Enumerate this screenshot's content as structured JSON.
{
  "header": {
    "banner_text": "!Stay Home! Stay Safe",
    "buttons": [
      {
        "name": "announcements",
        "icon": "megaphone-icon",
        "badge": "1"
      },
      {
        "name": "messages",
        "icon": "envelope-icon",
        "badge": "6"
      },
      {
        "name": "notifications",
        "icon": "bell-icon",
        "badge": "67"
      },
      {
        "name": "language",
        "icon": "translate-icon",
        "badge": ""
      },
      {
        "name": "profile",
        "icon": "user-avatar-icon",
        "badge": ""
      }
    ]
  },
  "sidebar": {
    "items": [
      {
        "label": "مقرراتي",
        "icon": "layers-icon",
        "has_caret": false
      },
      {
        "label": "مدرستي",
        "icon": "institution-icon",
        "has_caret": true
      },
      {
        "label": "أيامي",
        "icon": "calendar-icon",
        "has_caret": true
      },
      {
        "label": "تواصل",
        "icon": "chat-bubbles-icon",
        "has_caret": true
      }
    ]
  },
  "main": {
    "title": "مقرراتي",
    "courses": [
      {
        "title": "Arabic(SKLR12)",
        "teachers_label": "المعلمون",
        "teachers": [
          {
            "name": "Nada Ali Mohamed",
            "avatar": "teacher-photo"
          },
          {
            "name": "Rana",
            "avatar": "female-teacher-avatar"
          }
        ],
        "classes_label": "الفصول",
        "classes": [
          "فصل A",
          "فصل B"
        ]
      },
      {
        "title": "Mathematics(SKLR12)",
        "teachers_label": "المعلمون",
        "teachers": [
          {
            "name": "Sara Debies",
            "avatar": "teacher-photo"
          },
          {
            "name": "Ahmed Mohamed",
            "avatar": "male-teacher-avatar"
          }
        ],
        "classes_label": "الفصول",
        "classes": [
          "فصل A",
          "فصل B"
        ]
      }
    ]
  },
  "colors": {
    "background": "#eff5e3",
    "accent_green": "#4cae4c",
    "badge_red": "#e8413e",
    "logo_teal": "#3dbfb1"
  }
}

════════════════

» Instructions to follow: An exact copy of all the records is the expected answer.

» Result of the exercise:
Enumerate this screenshot's content as structured JSON.
{
  "header": {
    "banner_text": "!Stay Home! Stay Safe",
    "buttons": [
      {
        "name": "announcements",
        "icon": "megaphone-icon",
        "badge": "1"
      },
      {
        "name": "messages",
        "icon": "envelope-icon",
        "badge": "6"
      },
      {
        "name": "notifications",
        "icon": "bell-icon",
        "badge": "67"
      },
      {
        "name": "language",
        "icon": "translate-icon",
        "badge": ""
      },
      {
        "name": "profile",
        "icon": "user-avatar-icon",
        "badge": ""
      }
    ]
  },
  "sidebar": {
    "items": [
      {
        "label": "مقرراتي",
        "icon": "layers-icon",
        "has_caret": false
      },
      {
        "label": "مدرستي",
        "icon": "institution-icon",
        "has_caret": true
      },
      {
        "label": "أيامي",
        "icon": "calendar-icon",
        "has_caret": true
      },
      {
        "label": "تواصل",
        "icon": "chat-bubbles-icon",
        "has_caret": true
      }
    ]
  },
  "main": {
    "title": "مقرراتي",
    "courses": [
      {
        "title": "Arabic(SKLR12)",
        "teachers_label": "المعلمون",
        "teachers": [
          {
            "name": "Nada Ali Mohamed",
            "avatar": "teacher-photo"
          },
          {
            "name": "Rana",
            "avatar": "female-teacher-avatar"
          }
        ],
        "classes_label": "الفصول",
        "classes": [
          "فصل A",
          "فصل B"
        ]
      },
      {
        "title": "Mathematics(SKLR12)",
        "teachers_label": "المعلمون",
        "teachers": [
          {
            "name": "Sara Debies",
            "avatar": "teacher-photo"
          },
          {
            "name": "Ahmed Mohamed",
            "avatar": "male-teacher-avatar"
          }
        ],
        "classes_label": "الفصول",
        "classes": [
          "فصل A",
          "فصل B"
        ]
      }
    ]
  },
  "colors": {
    "background": "#eff5e3",
    "accent_green": "#4cae4c",
    "badge_red": "#e8413e",
    "logo_teal": "#3dbfb1"
  }
}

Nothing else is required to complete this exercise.